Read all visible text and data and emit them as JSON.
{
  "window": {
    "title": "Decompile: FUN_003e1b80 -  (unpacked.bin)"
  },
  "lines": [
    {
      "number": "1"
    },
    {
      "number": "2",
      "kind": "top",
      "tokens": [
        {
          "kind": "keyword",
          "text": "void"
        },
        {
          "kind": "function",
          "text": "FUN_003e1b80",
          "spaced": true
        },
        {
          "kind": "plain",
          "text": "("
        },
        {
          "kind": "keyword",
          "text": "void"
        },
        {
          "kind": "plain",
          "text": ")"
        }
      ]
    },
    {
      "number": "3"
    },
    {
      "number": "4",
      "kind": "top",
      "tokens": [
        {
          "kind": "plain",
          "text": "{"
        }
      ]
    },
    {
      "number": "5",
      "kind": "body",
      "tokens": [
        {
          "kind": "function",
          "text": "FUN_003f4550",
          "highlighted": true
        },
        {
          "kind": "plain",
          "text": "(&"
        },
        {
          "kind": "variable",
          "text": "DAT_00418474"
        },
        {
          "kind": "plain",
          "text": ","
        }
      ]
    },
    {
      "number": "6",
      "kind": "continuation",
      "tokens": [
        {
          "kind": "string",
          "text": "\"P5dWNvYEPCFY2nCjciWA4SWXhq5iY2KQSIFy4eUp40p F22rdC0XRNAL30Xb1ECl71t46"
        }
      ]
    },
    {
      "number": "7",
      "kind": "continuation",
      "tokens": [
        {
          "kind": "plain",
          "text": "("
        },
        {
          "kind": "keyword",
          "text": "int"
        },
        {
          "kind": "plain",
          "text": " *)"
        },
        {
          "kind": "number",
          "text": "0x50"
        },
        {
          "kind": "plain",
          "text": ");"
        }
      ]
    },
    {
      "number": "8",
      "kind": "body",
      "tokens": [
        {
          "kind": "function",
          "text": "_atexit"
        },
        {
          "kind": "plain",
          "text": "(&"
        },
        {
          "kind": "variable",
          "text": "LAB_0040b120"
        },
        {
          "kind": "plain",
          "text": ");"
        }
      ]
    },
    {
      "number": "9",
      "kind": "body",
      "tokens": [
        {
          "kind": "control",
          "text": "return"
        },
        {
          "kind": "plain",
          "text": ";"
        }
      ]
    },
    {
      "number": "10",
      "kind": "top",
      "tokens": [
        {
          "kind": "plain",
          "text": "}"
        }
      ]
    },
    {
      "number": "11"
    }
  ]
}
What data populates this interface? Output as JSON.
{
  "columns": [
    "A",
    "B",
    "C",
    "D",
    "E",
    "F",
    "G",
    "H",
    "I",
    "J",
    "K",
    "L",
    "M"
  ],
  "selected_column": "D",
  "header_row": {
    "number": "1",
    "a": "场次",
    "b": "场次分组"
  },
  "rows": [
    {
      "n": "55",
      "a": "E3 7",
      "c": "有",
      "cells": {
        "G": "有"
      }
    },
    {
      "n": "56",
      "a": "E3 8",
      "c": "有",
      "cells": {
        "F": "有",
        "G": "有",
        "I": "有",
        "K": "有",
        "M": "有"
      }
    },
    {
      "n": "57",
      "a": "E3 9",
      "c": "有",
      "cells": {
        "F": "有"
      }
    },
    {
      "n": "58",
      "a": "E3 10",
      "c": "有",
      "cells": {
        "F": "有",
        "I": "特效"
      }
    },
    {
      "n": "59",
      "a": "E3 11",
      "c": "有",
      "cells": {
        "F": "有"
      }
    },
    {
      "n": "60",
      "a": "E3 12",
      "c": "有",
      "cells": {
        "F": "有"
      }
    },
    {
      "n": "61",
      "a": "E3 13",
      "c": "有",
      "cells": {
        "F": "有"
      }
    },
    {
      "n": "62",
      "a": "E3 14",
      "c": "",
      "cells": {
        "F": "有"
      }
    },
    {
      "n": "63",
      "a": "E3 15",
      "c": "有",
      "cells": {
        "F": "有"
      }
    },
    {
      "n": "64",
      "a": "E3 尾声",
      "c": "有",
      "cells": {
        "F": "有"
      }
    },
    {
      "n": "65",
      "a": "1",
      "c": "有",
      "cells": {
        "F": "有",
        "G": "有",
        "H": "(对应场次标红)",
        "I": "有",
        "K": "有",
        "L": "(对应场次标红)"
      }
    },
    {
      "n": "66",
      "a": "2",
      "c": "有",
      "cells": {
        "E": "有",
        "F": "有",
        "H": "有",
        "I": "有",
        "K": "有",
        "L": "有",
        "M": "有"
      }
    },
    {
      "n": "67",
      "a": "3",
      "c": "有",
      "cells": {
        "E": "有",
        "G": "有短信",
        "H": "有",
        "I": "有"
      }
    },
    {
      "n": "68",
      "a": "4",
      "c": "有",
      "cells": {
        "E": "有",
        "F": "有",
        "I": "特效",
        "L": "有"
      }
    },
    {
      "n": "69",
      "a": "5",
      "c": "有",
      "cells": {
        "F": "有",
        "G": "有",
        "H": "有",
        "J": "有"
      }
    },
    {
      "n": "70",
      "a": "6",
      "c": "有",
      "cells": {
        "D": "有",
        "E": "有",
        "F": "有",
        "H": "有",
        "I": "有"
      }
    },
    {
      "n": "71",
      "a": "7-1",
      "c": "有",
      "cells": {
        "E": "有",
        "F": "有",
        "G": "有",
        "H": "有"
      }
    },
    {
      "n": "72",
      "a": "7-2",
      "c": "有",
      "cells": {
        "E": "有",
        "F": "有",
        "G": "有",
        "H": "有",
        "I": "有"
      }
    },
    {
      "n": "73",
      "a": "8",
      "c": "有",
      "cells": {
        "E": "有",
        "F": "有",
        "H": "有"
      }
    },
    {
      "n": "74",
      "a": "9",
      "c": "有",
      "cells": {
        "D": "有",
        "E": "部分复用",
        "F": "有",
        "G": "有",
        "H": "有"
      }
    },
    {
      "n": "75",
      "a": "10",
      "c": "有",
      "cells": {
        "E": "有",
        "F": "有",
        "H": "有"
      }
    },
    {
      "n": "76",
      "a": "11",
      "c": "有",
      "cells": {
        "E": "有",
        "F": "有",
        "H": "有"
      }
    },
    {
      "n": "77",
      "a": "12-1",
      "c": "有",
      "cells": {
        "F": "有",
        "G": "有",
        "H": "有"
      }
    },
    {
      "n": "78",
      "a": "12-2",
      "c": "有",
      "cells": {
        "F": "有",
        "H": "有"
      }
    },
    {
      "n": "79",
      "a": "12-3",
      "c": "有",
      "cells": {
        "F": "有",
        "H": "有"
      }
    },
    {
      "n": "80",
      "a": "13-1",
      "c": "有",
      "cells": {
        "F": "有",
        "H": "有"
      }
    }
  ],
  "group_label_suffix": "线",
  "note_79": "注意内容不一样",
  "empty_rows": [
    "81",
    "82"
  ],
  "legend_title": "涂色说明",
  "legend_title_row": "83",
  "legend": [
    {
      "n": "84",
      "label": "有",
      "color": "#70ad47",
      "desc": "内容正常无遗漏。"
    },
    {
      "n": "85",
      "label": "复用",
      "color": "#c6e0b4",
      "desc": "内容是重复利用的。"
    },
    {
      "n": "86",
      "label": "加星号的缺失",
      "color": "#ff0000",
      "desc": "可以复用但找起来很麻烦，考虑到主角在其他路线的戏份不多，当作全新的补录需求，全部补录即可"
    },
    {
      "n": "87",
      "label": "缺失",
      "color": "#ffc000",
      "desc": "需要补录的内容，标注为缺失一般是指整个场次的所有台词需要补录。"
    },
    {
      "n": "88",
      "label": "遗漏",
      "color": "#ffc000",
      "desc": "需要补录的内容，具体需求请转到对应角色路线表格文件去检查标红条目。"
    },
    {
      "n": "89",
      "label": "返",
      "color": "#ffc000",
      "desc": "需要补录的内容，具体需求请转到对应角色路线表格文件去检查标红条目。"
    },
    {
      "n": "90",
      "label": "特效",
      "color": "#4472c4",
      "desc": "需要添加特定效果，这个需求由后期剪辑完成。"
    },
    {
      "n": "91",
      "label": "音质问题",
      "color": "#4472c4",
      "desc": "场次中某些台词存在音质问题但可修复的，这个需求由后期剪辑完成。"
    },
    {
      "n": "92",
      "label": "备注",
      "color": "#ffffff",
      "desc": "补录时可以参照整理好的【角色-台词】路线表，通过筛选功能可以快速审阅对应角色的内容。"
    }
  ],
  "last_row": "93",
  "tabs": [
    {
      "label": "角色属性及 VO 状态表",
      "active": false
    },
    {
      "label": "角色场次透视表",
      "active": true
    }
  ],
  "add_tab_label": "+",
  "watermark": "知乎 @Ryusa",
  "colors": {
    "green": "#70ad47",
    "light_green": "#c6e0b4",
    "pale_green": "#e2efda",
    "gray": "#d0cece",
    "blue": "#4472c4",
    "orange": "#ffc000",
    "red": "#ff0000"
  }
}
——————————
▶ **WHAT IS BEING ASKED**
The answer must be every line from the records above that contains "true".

▶ **YOUR SOLUTION**
          "spaced": true
          "highlighted": true
      "active": true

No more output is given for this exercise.